— Work required —
Go through the material line by line and copy each one with the word "remoteController".

— Source material —
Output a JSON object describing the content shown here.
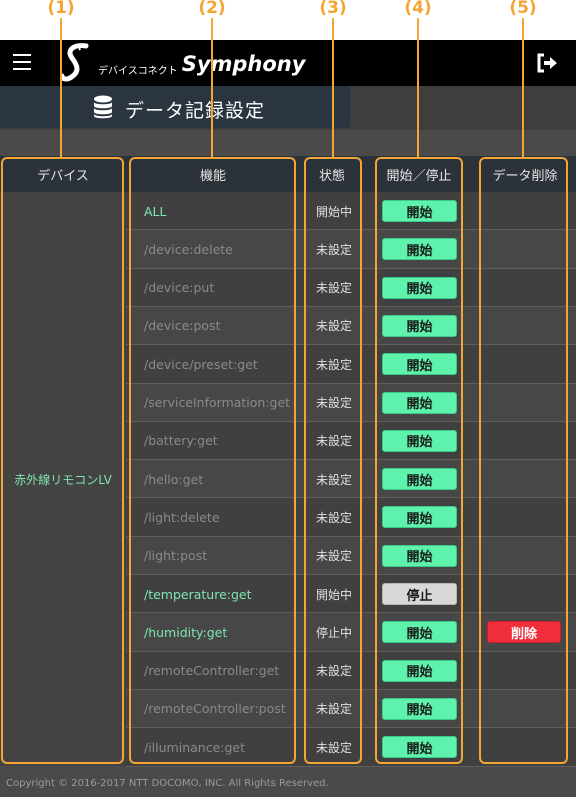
{
  "callouts": [
    "(1)",
    "(2)",
    "(3)",
    "(4)",
    "(5)"
  ],
  "header": {
    "logo_small": "デバイスコネクト",
    "logo_main": "Symphony",
    "menu_icon": "hamburger-icon",
    "logout_icon": "logout-icon"
  },
  "page_title": "データ記録設定",
  "page_title_icon": "database-icon",
  "table": {
    "headers": [
      "デバイス",
      "機能",
      "状態",
      "開始／停止",
      "データ削除"
    ],
    "device": "赤外線リモコンLV",
    "rows": [
      {
        "func": "ALL",
        "state": "開始中",
        "button": "開始",
        "button_type": "start",
        "active": true,
        "delete": ""
      },
      {
        "func": "/device:delete",
        "state": "未設定",
        "button": "開始",
        "button_type": "start",
        "active": false,
        "delete": ""
      },
      {
        "func": "/device:put",
        "state": "未設定",
        "button": "開始",
        "button_type": "start",
        "active": false,
        "delete": ""
      },
      {
        "func": "/device:post",
        "state": "未設定",
        "button": "開始",
        "button_type": "start",
        "active": false,
        "delete": ""
      },
      {
        "func": "/device/preset:get",
        "state": "未設定",
        "button": "開始",
        "button_type": "start",
        "active": false,
        "delete": ""
      },
      {
        "func": "/serviceInformation:get",
        "state": "未設定",
        "button": "開始",
        "button_type": "start",
        "active": false,
        "delete": ""
      },
      {
        "func": "/battery:get",
        "state": "未設定",
        "button": "開始",
        "button_type": "start",
        "active": false,
        "delete": ""
      },
      {
        "func": "/hello:get",
        "state": "未設定",
        "button": "開始",
        "button_type": "start",
        "active": false,
        "delete": ""
      },
      {
        "func": "/light:delete",
        "state": "未設定",
        "button": "開始",
        "button_type": "start",
        "active": false,
        "delete": ""
      },
      {
        "func": "/light:post",
        "state": "未設定",
        "button": "開始",
        "button_type": "start",
        "active": false,
        "delete": ""
      },
      {
        "func": "/temperature:get",
        "state": "開始中",
        "button": "停止",
        "button_type": "stop",
        "active": true,
        "delete": ""
      },
      {
        "func": "/humidity:get",
        "state": "停止中",
        "button": "開始",
        "button_type": "start",
        "active": true,
        "delete": "削除"
      },
      {
        "func": "/remoteController:get",
        "state": "未設定",
        "button": "開始",
        "button_type": "start",
        "active": false,
        "delete": ""
      },
      {
        "func": "/remoteController:post",
        "state": "未設定",
        "button": "開始",
        "button_type": "start",
        "active": false,
        "delete": ""
      },
      {
        "func": "/illuminance:get",
        "state": "未設定",
        "button": "開始",
        "button_type": "start",
        "active": false,
        "delete": ""
      }
    ]
  },
  "footer": "Copyright © 2016-2017 NTT DOCOMO, INC. All Rights Reserved.",
  "colors": {
    "accent_orange": "#f4a533",
    "start_green": "#5ff2ad",
    "delete_red": "#f02d3a",
    "active_text": "#7fe6b0"
  }
}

— Finished task —
        "func": "/remoteController:get",
        "func": "/remoteController:post",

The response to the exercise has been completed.